For more than four years, we have become accustomed to rolling rounds of Brexit negotiations with little information emerging beyond carefully crafted public statements, punctuated by an explosion of activity once every few months.
But as the row rumbled on over the UK’s plan to break international law to potentially renege on the withdrawal agreement (WA) it signed this year, negotiations spilled online in an extraordinary public spat.
A reminder is needed at this point - both sides have around a month left to conclude negotiations or the UK will default to economically damaging WTO rules for trade with the EU when the standstill transition period ends on December 31.
The row came after Barnier on Friday demanded “more clarity” from the UK about its biosecurity controls if it wants to get the automatic right to export animal products into the EU when the transition ends and Britain stops following Brussels rules.
The EU’s reluctance to grant the UK a “third-country listing” to allow food imports sparked concerns in No.10 that mainland Britain could be blocked from sending animal products to Northern Ireland - because the province will follow EU rules in this area to maintain an invisible border with the Republic, under the terms of the WA.
But Barnier hit back at the suggestions WA’s Northern Ireland protocol was a “threat to the integrity of the UK”, again demanding more detail about Britain’s plans for biosecurity rules, and insisting that “sticking to facts is also essential”.
Frost then hit-back in an extraordinary seven-tweet thread, in which he accused the EU of potentially making it “automatically illegal” for Northern Ireland to import food from Great Britain (mainland UK).
Taking aim at Barnier, Frost stressed that he wanted to “state a few facts”, stressing the EU “knows perfectly well all the details of our food standards rules” because the UK is operating under Brussels regulations now.
He also claimed the EU had warned the UK “explicitly” that if it is not granted third-country listing “we will not be able to move food to Northern Ireland”.
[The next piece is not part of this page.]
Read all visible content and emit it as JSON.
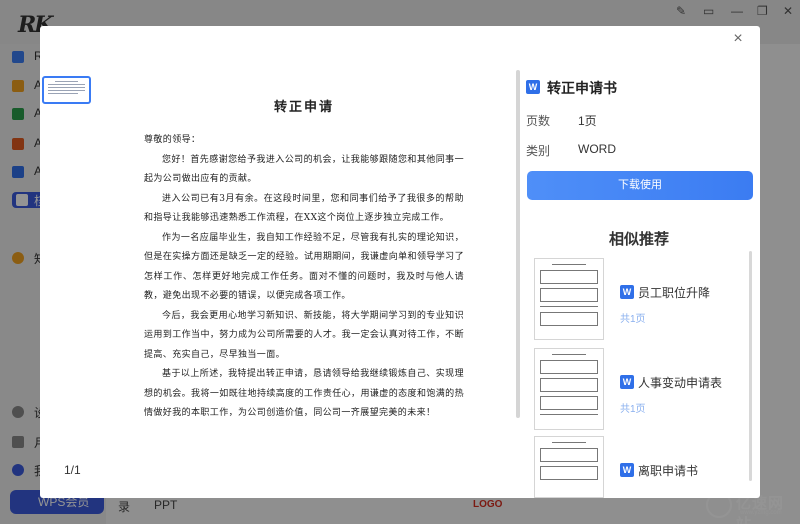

Frost concluded: “I hope the EU will yet think better of this. It obviously makes it no easier to negotiate a good free trade agreement and the solid future relationship which we all want.”
It comes after the EU accused Boris Johnson of damaging trust in Brexit negotiations with his law-breaking Internal Market Bill, which would give ministers the power to renege on sections of the WA governing trade in Northern Ireland.
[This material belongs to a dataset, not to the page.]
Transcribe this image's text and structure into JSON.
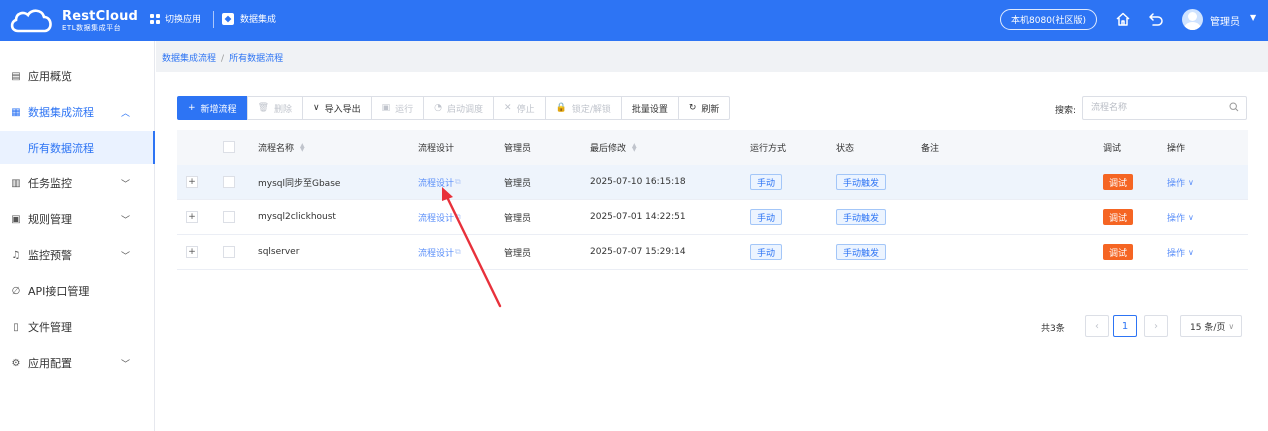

The proposals have sparked a major Tory rebellion which threatens to derail the legislation when it comes to the Commons for votes this week.
The EU has said the UK must drop the Bill by the end of the month or risk negotiations on a long-term trade deal collapsing.
On Sunday, justice secretary Robert Buckland suggested he could quit if the powers in the Bill are ever used to break international law.